In order to build trust and credibility in a brand, packaged goods companies need to give consumers answers to their questions. Do they use GMO? Are their products free of artificial ingredients? Was my shampoo tested on animals?
Is ingredient transparency a simple goal for packaged goods companies?
It’s a challenge, currently. Right now, there are about 250,000 ingredient names that live on food packages. Those are different names for a total of about 10,000 ingredients. For instance, artificial color Yellow No. 5 appears under many names on packaging. Consumers don’t want complicated ingredient taxonomy. They don’t want to have to have a doctoral degree to read a label. They want plain language.
Are there geographic differences in consumers’ need for transparency?
Sure. There have been. The United States has not been as demanding as Europe and other parts of the world. But it’s beginning, even at the state level. Vermont just passed a GMO labeling law. I recently attended the Partnership for a Healthier America Annual Summit in Washington, D.C., where Michelle Obama spoke. Companies are making big commitments to reduce sodium and sugar in products by as much as 30 percent, publicly. Transparency will be required on claims like that with new formulations.
In other parts of the world—developing markets like India—packaged food is becoming a bigger part of the food supply. As packaged foods grow in popularity, the demand for transparency will increase.
What’s next in this area of the industry?
Transparency is a journey—it’s not "check the box" and you’re done. It’s a maturity curve. What’s next is the next layer of transparency. Online smart pages for products, like what Unilever has done for its Hellmann’s mayonnaise, will become commonplace. They list nutritional information, but also ingredients’ country of origin, geographic source within that country, growing methods. They list allergens and any other pertinent info. And all of this is now available to consumers on their device at the point of purchase or at home—just not on enough consumer goods products.

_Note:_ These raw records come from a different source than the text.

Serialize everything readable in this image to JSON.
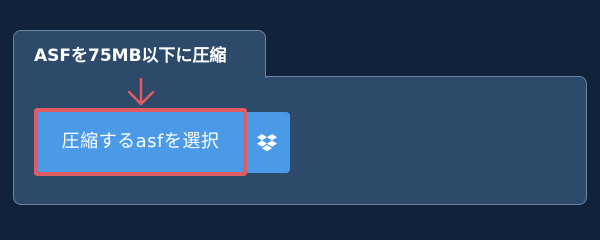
{
  "panel": {
    "tab_title": "ASFを75MB以下に圧縮"
  },
  "buttons": {
    "select_label": "圧縮するasfを選択",
    "dropbox_icon": "dropbox-icon"
  },
  "annotation": {
    "arrow_icon": "arrow-down-icon",
    "highlight_color": "#e05b62"
  },
  "colors": {
    "background": "#10233a",
    "panel": "#2d4a6b",
    "button": "#4a9ae8"
  }
}
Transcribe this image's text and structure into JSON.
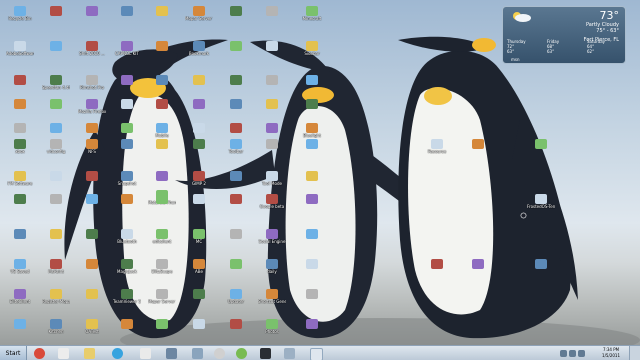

Transparency will create a fundamental shift in the types of products manufacturers create. It’ll be easier for consumers to speak with their wallets.